### Assignment
Your answer should consist of each line from the data below that contains "debian".

### Input
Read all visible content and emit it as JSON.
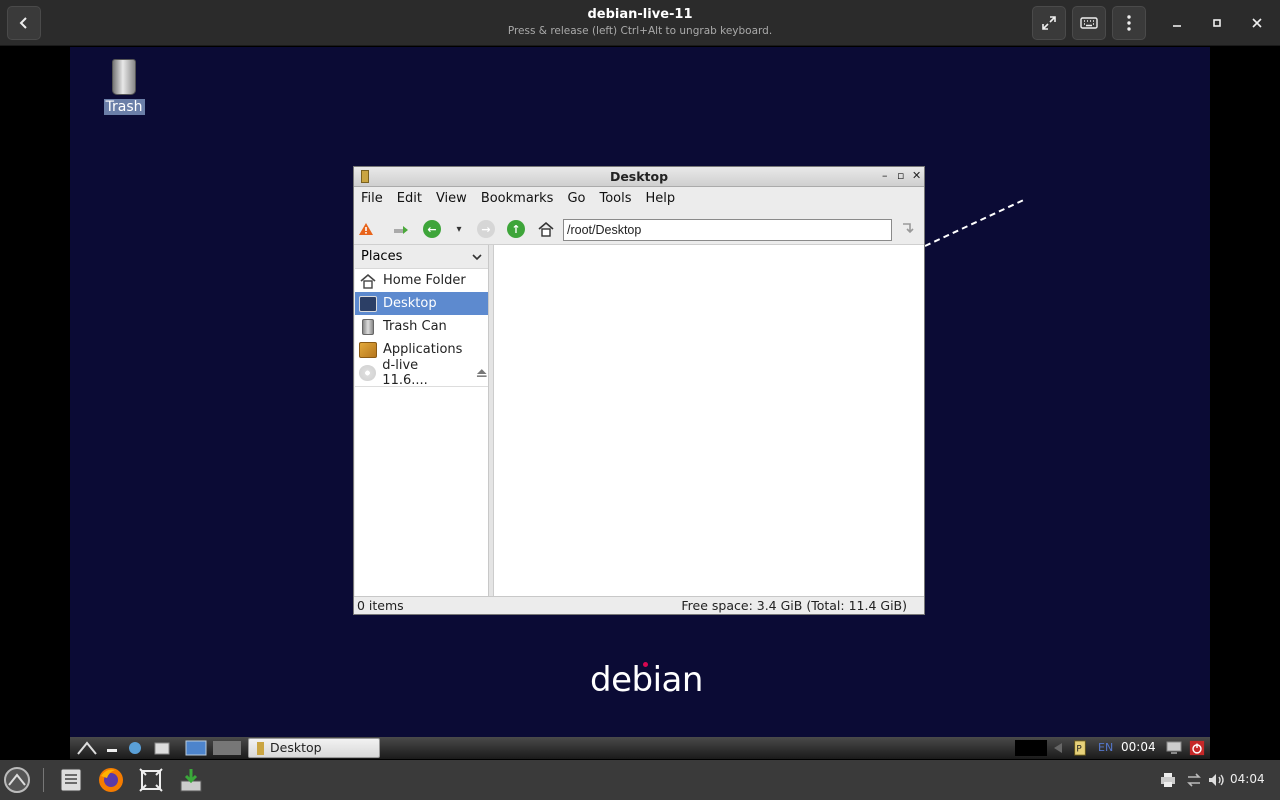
{
  "viewer": {
    "title": "debian-live-11",
    "subtitle": "Press & release (left) Ctrl+Alt to ungrab keyboard."
  },
  "desktop": {
    "trash_label": "Trash",
    "logo_text": "debian"
  },
  "file_manager": {
    "title": "Desktop",
    "menu": [
      "File",
      "Edit",
      "View",
      "Bookmarks",
      "Go",
      "Tools",
      "Help"
    ],
    "address": "/root/Desktop",
    "places_label": "Places",
    "places": [
      {
        "label": "Home Folder",
        "icon": "home-icon",
        "selected": false
      },
      {
        "label": "Desktop",
        "icon": "desktop-icon",
        "selected": true
      },
      {
        "label": "Trash Can",
        "icon": "trash-icon",
        "selected": false
      },
      {
        "label": "Applications",
        "icon": "applications-icon",
        "selected": false
      },
      {
        "label": "d-live 11.6....",
        "icon": "disc-icon",
        "selected": false
      }
    ],
    "status_left": "0 items",
    "status_right": "Free space: 3.4 GiB (Total: 11.4 GiB)"
  },
  "guest_panel": {
    "task_label": "Desktop",
    "lang": "EN",
    "clock": "00:04"
  },
  "host_taskbar": {
    "time": "04:04"
  },
  "colors": {
    "desktop_bg": "#0b0b35",
    "selection": "#5d8acf",
    "brand_red": "#d70751"
  }
}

### Response below
    "title": "debian-live-11",
    "logo_text": "debian"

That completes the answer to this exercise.